Balancing good intent and private property rights

The Dunedin City Council is taking the wrong approach to the future of a heritage home on Stuart St, Gerrard Eckhoff writes.

One of the inevitabilities of life is just when you think you can retire with a good book, the front page and headline in the ODT spurs a sense of dismay at the actions of well-meaning folk who definitely should retire with a good book.

I refer to the saga of the 284 Stuart St house — starring the magnificent seven, sometimes known as Dunedin’s seven heritage protectors. Just why they are not all knighted for services to old things is a mystery.

Perhaps it’s because these old things — houses — belong to someone else so we deduce that a false ethos is lurking somewhere that precludes their elevation in our society. That ethos is likely to be "no sacrifice is too great for other people to make on behalf of our future".
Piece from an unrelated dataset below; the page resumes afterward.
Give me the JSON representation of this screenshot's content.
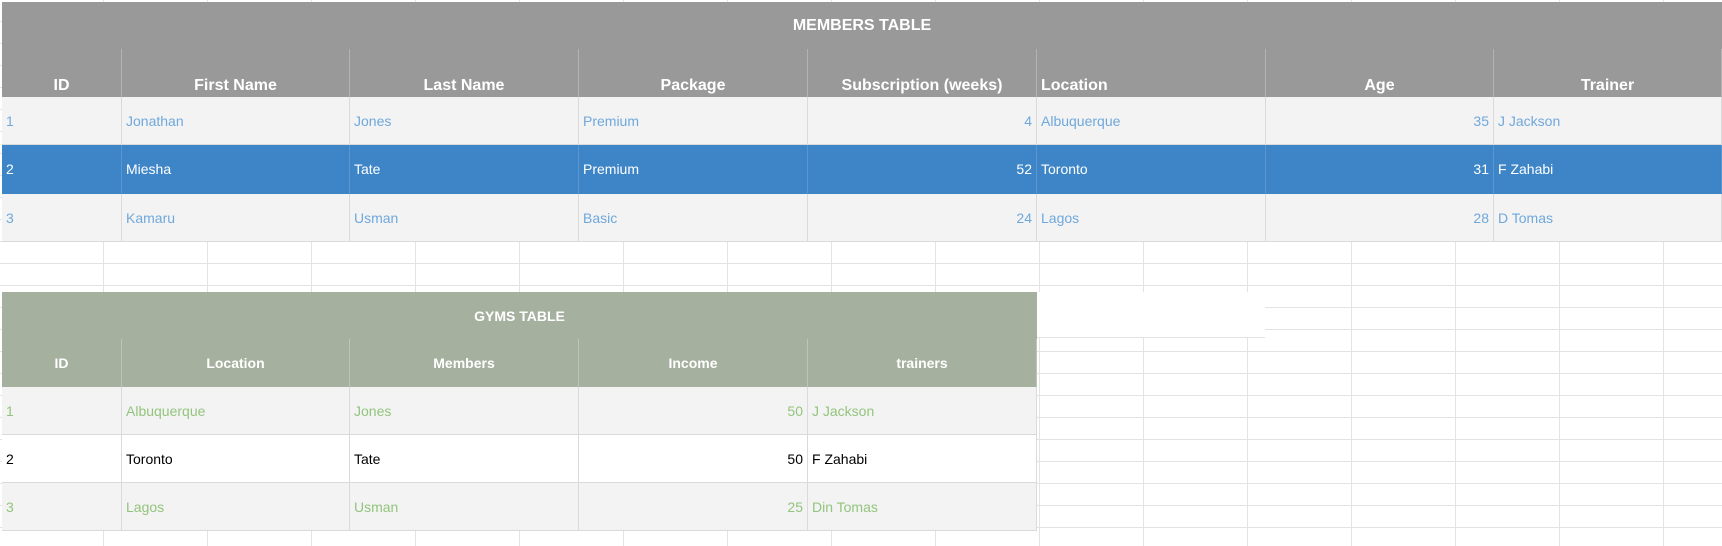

The most disturbing aspect however is not the opinion of people who want to protect our heritage buildings which they are perfectly entitled to do but rather how they and the council go about that process. It is the response from councillor Sophie Barker, chairwoman of the strategy, planning and engagement committee, in the ODT that is even more disturbing.

As chairwoman of this policy-making committee, she appears to be using this authority to pre-empt the deliberations of the committee and the public.

Cr Barker is reported as saying "This is a wake-up call for us all ... to put our heritage action plan on steroids to protect the remaining treasures in our city".

Predetermination is usually a sacking offence when you are in a public policy-making position and not exhibit an open mind to alternatives that may present themselves. Some would suggest that it is not whether heritage is important or not but how do we ensure that the rights of ownership prevail over the well-meaning and often emotive desire to preserve our history.

Consider the value of old paintings. Should Cr Barker’s committee (as self-appointed arbiters of taste and value), determine what ownership rights really mean when it comes to heritage and private property.

Is Ms Barker saying that all issues of heritage and taste be transferred to her committee for decision, rather than the actual owner who presumably pays the rates and upkeep of their asset?

The real question is not whether this property at 284 Stuart St is worth preserving. It is really all about what is going to replace it. Developers in Auckland recently built a concrete block of apartments clad with green venetian tiles and it looks fabulous.

A well-functioning society is a result of getting the incentives right in the interests of us all. The Dunedin City Council (DCC) appears to believe that sanctions work better than incentives.

Could not Cr Barker approach the owner and simply say "what can we, the DCC, do to help you preserve this lovely home".

Try buying the development rights to the house and section Cr Barker. It really is not difficult.

No council should be allowed the authority that destroys the security of the private citizen, nor should they confuse an interest group’s attention with that which we all know and accept to be a genuine public good.

— Gerrard Eckhoff is a former Otago regional councillor and Act New Zealand MP.